C# Remotable Object
In the context of a caller application, any object residing outside its application domain should be regarded as a Remote Object. For an object to be classified as a Remote Object, it must derive from the MarshalByRefObject Class. By deriving from MarshalByRefObject, any regular object can be transformed into a Remote Object. Conversely, objects that do not inherit from MarshalByRefObject are referred to as Non-remotable Objects. It is crucial to distinguish between these two types of objects to effectively manage and interact with them within the application architecture.
The following example demonstrates the creation of a Remote Object called RemoteTime in C#. This RemoteTime object utilizes the Remoting Framework to send the current time to a Client Application. The RemoteTime class is derived from MarshalByRefObject, indicating its remote accessibility. Within the class, there is a method named getTime() that retrieves and returns the current time from the Remote Object. This implementation showcases how the Remoting Framework enables communication between the RemoteTime object and the Client Application, facilitating the exchange of time-related information.Full Source C#
Copy and paste the above C# source code into a file and save it as RemoteTime.vb
Compile the class RemoteTime.cs into a library using the command-line tools that shiped with the Visual Studio SDK .
At the command prompt type the following command:
After you compile the RemoteTime.cs , you will get a file called RemoteTime.dll in the directory where your compiler resides.
If your file RemoteTime.cs is residing in c:\src then you should type command like the following :

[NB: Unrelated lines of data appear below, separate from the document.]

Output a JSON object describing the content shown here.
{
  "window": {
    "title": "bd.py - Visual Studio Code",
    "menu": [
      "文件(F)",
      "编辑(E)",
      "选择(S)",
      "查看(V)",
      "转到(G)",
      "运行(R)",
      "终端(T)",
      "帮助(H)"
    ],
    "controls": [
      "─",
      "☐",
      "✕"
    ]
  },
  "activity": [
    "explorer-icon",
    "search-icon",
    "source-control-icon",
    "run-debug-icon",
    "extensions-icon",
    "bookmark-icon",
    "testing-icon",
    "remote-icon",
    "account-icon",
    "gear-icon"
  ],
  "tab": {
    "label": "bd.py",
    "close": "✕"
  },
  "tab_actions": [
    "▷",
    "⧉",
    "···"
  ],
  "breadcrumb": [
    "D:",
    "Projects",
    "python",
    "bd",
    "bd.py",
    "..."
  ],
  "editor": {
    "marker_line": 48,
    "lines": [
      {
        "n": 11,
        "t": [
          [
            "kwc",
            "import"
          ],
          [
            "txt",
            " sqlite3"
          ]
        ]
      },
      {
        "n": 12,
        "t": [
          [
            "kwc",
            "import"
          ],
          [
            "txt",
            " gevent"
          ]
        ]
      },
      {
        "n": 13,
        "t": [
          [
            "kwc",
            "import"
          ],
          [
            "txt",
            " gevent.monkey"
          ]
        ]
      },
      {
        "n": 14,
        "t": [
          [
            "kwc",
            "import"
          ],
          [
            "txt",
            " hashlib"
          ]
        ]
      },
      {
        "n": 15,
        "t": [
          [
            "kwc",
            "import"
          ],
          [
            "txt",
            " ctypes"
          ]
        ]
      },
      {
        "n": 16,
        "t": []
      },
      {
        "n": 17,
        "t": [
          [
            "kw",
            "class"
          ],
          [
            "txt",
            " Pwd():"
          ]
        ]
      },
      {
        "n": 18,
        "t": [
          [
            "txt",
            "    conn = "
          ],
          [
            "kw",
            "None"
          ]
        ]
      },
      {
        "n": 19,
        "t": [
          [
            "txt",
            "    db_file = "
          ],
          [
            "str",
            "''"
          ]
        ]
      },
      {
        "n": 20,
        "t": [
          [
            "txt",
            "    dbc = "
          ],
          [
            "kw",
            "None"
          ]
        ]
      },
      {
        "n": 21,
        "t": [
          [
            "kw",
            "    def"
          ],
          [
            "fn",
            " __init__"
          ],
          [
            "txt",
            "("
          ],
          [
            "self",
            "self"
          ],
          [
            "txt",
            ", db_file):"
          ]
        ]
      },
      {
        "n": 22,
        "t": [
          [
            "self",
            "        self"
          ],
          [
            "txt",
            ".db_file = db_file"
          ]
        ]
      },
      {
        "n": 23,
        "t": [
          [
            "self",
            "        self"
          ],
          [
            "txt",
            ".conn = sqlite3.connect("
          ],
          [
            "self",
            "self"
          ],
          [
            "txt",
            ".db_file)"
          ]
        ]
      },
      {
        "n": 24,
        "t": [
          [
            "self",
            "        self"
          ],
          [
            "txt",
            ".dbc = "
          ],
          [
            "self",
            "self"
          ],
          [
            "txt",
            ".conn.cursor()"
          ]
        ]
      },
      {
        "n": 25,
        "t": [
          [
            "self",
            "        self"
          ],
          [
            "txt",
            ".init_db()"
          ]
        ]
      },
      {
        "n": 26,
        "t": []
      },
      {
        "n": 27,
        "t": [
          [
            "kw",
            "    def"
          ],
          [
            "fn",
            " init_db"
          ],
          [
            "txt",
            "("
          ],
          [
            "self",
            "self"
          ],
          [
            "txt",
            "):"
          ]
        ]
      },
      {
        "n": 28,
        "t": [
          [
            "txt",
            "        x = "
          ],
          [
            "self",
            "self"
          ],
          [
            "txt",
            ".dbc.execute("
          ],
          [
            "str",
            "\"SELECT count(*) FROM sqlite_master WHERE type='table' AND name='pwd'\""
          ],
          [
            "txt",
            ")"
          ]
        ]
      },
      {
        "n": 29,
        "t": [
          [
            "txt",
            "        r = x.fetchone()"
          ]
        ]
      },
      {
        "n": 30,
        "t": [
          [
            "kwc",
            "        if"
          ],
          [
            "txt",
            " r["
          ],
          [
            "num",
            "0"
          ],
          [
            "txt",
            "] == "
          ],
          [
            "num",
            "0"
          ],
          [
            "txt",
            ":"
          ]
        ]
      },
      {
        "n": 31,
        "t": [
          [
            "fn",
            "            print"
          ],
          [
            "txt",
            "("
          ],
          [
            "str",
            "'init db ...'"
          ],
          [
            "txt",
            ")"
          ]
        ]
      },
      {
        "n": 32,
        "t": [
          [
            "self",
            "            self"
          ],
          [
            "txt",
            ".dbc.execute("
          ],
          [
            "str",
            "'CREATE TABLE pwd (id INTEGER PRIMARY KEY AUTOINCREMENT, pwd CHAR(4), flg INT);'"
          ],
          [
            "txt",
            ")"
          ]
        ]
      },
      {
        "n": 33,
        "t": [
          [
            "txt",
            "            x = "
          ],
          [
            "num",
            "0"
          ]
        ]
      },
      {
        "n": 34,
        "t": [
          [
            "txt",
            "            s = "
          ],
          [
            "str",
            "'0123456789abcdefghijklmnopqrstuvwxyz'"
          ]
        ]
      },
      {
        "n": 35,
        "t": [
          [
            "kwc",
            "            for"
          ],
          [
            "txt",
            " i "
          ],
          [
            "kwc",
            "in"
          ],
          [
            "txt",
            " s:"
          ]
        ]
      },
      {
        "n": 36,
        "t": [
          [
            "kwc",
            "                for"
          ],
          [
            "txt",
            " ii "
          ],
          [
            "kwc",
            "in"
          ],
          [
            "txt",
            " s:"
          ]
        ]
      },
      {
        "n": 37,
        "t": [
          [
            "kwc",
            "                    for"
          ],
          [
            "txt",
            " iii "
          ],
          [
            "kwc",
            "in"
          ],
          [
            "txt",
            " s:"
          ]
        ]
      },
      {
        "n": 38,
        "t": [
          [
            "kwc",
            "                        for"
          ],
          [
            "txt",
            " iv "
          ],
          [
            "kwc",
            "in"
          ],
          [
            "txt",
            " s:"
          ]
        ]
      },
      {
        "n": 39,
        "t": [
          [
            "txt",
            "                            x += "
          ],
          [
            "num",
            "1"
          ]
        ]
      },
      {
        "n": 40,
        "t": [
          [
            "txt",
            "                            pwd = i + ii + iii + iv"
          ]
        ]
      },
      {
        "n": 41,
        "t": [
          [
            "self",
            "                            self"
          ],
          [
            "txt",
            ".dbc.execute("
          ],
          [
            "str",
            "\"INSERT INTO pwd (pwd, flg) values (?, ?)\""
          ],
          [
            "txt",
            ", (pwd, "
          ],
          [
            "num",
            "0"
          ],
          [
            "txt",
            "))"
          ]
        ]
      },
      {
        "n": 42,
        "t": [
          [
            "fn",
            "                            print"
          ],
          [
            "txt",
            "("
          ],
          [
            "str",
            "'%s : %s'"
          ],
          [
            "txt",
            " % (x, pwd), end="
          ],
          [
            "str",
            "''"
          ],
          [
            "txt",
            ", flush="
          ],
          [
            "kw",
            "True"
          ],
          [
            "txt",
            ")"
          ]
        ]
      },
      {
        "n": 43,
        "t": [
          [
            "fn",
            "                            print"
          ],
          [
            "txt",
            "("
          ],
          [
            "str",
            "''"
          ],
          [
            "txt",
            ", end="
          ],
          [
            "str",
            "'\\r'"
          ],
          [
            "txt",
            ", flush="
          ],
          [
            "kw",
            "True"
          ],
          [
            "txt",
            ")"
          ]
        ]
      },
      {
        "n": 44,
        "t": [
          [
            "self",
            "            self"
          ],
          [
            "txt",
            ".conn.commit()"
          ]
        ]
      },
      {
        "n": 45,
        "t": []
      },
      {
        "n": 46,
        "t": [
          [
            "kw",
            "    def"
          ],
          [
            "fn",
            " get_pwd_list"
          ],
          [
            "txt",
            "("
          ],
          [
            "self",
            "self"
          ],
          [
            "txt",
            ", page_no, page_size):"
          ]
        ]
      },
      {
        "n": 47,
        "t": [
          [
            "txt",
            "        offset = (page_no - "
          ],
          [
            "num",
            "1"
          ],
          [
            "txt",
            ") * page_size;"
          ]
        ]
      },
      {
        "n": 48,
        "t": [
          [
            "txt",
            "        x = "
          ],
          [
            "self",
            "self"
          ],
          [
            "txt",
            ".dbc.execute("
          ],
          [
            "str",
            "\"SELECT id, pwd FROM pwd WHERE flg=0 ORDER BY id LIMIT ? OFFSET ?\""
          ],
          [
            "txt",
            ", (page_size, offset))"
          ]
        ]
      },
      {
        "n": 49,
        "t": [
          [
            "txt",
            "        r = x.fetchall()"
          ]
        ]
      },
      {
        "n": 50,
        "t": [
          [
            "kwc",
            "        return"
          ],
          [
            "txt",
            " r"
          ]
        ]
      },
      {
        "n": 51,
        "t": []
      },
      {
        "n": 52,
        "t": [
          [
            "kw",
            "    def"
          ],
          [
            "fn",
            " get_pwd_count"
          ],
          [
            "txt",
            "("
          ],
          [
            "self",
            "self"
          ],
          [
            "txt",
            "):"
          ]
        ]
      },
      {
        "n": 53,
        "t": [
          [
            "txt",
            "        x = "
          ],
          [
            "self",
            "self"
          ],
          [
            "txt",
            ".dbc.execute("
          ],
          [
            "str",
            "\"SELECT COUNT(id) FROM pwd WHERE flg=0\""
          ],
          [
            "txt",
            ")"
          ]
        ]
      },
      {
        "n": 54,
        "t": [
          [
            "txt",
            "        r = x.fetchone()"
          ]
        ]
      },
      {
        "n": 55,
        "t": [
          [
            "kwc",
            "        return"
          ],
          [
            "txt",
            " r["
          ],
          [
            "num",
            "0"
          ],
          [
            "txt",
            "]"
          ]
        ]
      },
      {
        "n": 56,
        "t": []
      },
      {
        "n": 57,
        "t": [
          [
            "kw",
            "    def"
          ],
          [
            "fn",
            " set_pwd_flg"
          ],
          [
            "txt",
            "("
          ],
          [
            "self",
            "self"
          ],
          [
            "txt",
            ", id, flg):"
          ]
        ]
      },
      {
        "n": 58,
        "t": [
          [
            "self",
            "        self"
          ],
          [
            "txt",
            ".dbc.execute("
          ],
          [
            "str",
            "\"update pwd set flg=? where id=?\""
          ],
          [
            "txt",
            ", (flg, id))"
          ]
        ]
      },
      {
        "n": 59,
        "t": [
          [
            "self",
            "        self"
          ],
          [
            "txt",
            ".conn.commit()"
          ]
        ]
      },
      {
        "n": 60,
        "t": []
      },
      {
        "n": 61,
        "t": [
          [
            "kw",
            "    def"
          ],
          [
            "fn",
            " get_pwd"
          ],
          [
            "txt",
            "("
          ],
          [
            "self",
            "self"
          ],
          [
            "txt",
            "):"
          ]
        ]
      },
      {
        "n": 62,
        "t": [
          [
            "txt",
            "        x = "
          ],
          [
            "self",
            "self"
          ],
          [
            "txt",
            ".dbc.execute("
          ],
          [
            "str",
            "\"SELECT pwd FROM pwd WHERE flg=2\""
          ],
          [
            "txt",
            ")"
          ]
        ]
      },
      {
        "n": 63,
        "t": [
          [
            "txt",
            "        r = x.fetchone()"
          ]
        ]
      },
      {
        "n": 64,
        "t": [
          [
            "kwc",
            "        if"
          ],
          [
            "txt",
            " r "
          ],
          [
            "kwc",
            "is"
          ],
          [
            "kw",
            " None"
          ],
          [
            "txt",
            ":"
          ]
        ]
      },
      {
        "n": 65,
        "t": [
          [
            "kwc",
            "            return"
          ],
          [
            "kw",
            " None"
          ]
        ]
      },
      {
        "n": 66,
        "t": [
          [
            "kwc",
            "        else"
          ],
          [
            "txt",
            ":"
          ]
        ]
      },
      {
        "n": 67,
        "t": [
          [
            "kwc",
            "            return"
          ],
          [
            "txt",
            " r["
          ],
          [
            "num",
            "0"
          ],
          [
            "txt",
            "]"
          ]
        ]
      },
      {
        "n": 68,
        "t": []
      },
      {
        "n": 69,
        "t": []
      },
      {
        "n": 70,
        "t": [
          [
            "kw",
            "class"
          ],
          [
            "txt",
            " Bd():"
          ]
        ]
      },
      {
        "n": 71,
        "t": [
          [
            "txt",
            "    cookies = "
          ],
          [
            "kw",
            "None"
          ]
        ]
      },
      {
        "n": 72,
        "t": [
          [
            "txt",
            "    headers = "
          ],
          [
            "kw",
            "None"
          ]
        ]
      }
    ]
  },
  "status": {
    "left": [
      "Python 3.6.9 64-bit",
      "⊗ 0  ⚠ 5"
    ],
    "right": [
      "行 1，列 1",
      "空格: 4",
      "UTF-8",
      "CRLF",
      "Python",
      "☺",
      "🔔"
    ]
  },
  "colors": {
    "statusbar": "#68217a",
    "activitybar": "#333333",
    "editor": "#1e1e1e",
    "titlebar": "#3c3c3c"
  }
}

C# Remotable Objects are objects that can be accessed and interacted with remotely across application domains or even across different machines, enabling distributed communication and functionality.